If your career is in fitness, you know that continuing education is a never-ending process. Promoting dietary habits and nutrition that improve health and deliver higher performance levels has to be one of the most important things you can offer your clients.
If you don’t have it already, getting certified in sports nutrition is an add-on skill that will make the most difference in the performance and lives of your membership.
Make Sure Your Offering Is An Information-Based Service
One of the purposes of continuing education in fitness is to help you stay ahead of the competition. It’s a knowledge-based investment in the capabilities of your business. We are deep into the information age now.
Sometimes it’s like you’re getting information from a fire hose and most of it is pretty much worthless. Fortunately, your fitness club can be a sanctuary for your members, a place away from the chaos of the Internet and other media beyond your doors.
Understand that your members are not as concerned about your certifications as you are.

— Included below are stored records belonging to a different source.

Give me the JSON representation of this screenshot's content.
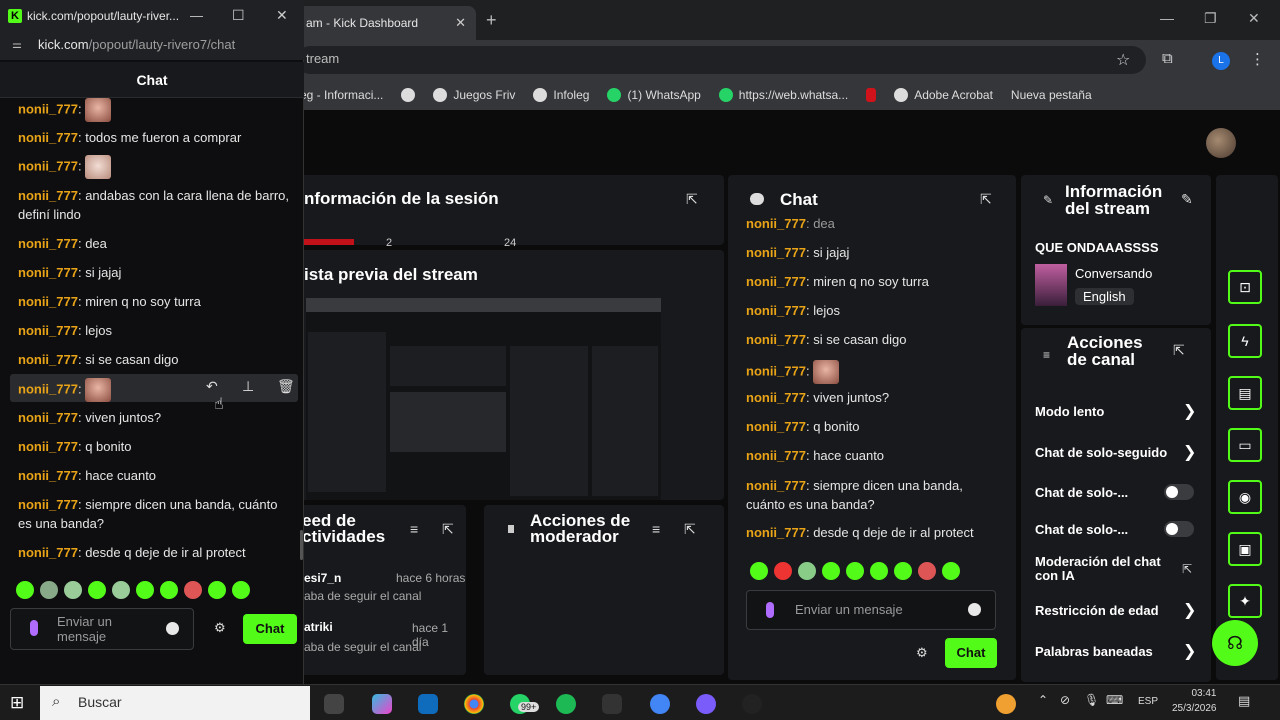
{
  "browser": {
    "tab_title": "am - Kick Dashboard",
    "url": "tream",
    "bookmarks": [
      "eg - Informaci...",
      "",
      "Juegos Friv",
      "Infoleg",
      "(1) WhatsApp",
      "https://web.whatsa...",
      "",
      "Adobe Acrobat",
      "Nueva pestaña"
    ]
  },
  "session": {
    "title": "nformación de la sesión",
    "nums": [
      "2",
      "24"
    ]
  },
  "preview": {
    "title": "ista previa del stream"
  },
  "feed": {
    "title": "eed de\nctividades",
    "rows": [
      {
        "user": "esi7_n",
        "time": "hace 6 horas",
        "text": "aba de seguir el canal"
      },
      {
        "user": "atriki",
        "time": "hace 1 día",
        "text": "aba de seguir el canal"
      }
    ]
  },
  "modactions": {
    "title": "Acciones de moderador"
  },
  "mid_chat": {
    "title": "Chat",
    "messages": [
      {
        "user": "nonii_777",
        "text": "dea"
      },
      {
        "user": "nonii_777",
        "text": "si jajaj"
      },
      {
        "user": "nonii_777",
        "text": "miren q no soy turra"
      },
      {
        "user": "nonii_777",
        "text": "lejos"
      },
      {
        "user": "nonii_777",
        "text": "si se casan digo"
      },
      {
        "user": "nonii_777",
        "text": ""
      },
      {
        "user": "nonii_777",
        "text": "viven juntos?"
      },
      {
        "user": "nonii_777",
        "text": "q bonito"
      },
      {
        "user": "nonii_777",
        "text": "hace cuanto"
      },
      {
        "user": "nonii_777",
        "text": "siempre dicen una banda, cuánto es una banda?"
      },
      {
        "user": "nonii_777",
        "text": "desde q deje de ir al protect"
      }
    ],
    "placeholder": "Enviar un mensaje",
    "send": "Chat"
  },
  "stream_info": {
    "title": "Información del stream",
    "stream_title": "QUE ONDAAASSSS",
    "category": "Conversando",
    "language": "English"
  },
  "channel_actions": {
    "title": "Acciones de canal",
    "items": [
      "Modo lento",
      "Chat de solo-seguido",
      "Chat de solo-...",
      "Chat de solo-...",
      "Moderación del chat con IA",
      "Restricción de edad",
      "Palabras baneadas"
    ]
  },
  "popout": {
    "window_title": "kick.com/popout/lauty-river...",
    "url_host": "kick.com",
    "url_path": "/popout/lauty-rivero7/chat",
    "chat_label": "Chat",
    "messages": [
      {
        "user": "nonii_777",
        "text": ""
      },
      {
        "user": "nonii_777",
        "text": "todos me fueron a comprar"
      },
      {
        "user": "nonii_777",
        "text": ""
      },
      {
        "user": "nonii_777",
        "text": "andabas con la cara llena de barro, definí lindo"
      },
      {
        "user": "nonii_777",
        "text": "dea"
      },
      {
        "user": "nonii_777",
        "text": "si jajaj"
      },
      {
        "user": "nonii_777",
        "text": "miren q no soy turra"
      },
      {
        "user": "nonii_777",
        "text": "lejos"
      },
      {
        "user": "nonii_777",
        "text": "si se casan digo"
      },
      {
        "user": "nonii_777",
        "text": ""
      },
      {
        "user": "nonii_777",
        "text": "viven juntos?"
      },
      {
        "user": "nonii_777",
        "text": "q bonito"
      },
      {
        "user": "nonii_777",
        "text": "hace cuanto"
      },
      {
        "user": "nonii_777",
        "text": "siempre dicen una banda, cuánto es una banda?"
      },
      {
        "user": "nonii_777",
        "text": "desde q deje de ir al protect"
      }
    ],
    "placeholder": "Enviar un mensaje",
    "send": "Chat"
  },
  "taskbar": {
    "search": "Buscar",
    "badge": "99+",
    "lang": "ESP",
    "time": "03:41",
    "date": "25/3/2026"
  },
  "colors": {
    "accent": "#53fc18",
    "username": "#e8a317",
    "panel": "#18191c"
  }
}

Gym members only want results, that’s why they’re at your club in the first place. What matters to members is how you translate knowledge into results for them.
It Is Never Too Soon For Sports Nutrition Certification
As long as you provide valuable information in a professional and congruent tone that remains consistent without contradictions or misbehavior your members will see you as an authority. Why would you not extend that authority to include a sports nutrition certification?
The benefit of having a sports nutrition expert on staff cannot be overstated. Diet and nutrition guidance make the absolute difference in results. Getting the right food in you for the regimen you workout makes all the difference. If you’re building muscle, you need different nutrients than if you are training for an endurance event such as a marathon. It also matters what stage your client is in life.
Unless you’re going to return to school and become a nutritionist at the graduate level, you are going to be looking to work with from your preferred continuing education organization. Choose the one that has the right balance of price and content for your agenda.
Academic Career Paths Versus Continuing Education Add-ons
To be a professional nutritionist, a person needs a bachelor degree, successful internship experience, and in some states, a license. According to the Bureau of Labor Statistics, nutritionists can expect to earn a median income of $28.33 per hour, or almost $60K a year.
Work for nutritionists and dieticians include healthcare facilities such as hospitals and nursing homes, government agencies, food service companies, and consultants to the fitness profession. As a graduate level fitness professional you can earn a sports nutrition certification as part of your continuing education.
A continuing education course in sports nutrition might not be valid beyond the fitness profession, but that’s not the goal, is it? You do it yourself to benefit yourself and your club, or you can delegate it to a trainer who’s eager to develop their career.
I don’t need to preach to this audience about fitness and nutrition I’m sure. This is something that is too often neglected in training and coaching regimens. Diet and nourishment for athletes make the winning difference in races, and between losing the last few pounds and not. The need is so great that nutritionists in fitness earn more than the average for the profession, with credible reports of sports nutritionists’ earnings of up to $100K.
Check Out What The Big Five of Continuing Education Offer
These are some of the most popular offerings in professional certification for sports nutrition. We aren’t sponsoring or favoring any of these, it’s just a basket of popular offerings. Check out each one to see which is right for you and that you can get credits from your continuing education provider before you sign up.
- ACE specialist program in Fitness Nutrition
- ACSM online course for Nutrition Basics and Nutrient Timing
- ISSA Sports Nutrition Certification course
- NASM Fitness Nutrition Specialization and materials
- NSCA Guide and Online CE Course
Bureau of Labor Statistics. Dietitians and Nutritionists. March 20, 2018. https://www.bls.gov/ooh/Healthcare/Dietitians-and-nutritionists.htm (accessed March 28, 2018).
Fagan, Lawrence. Prepare To Connect Your Gym To Everything. February 25, 2016. https://blog.gyminsight.com/3710-prepare-to-connect-your-gym-to-everything/ (accessed March 17, 2016).
-. The Best New Continuing Education Fitness Industry Options. December 18, 2017. https://blog.gyminsight.com/4809-the-best-new-continuing-education-fitness-industry-options/ (accessed March 28, 2018).
Goodman, Jonathan. 5 Things You Don’t Know About Personal Training Certs. March 22, 2016. https://www.bodybuilding.com/fun/5-things-you-dont-know-about-personal-training-certs.html (accessed March 28, 2018).
Mayo Clinic Staff. Sports nutrition. November 17, 2017. https://www.mayoclinic.org/healthy-lifestyle/fitness/basics/sports-nutrition/hlv-20049447 (accessed March 28, 2018).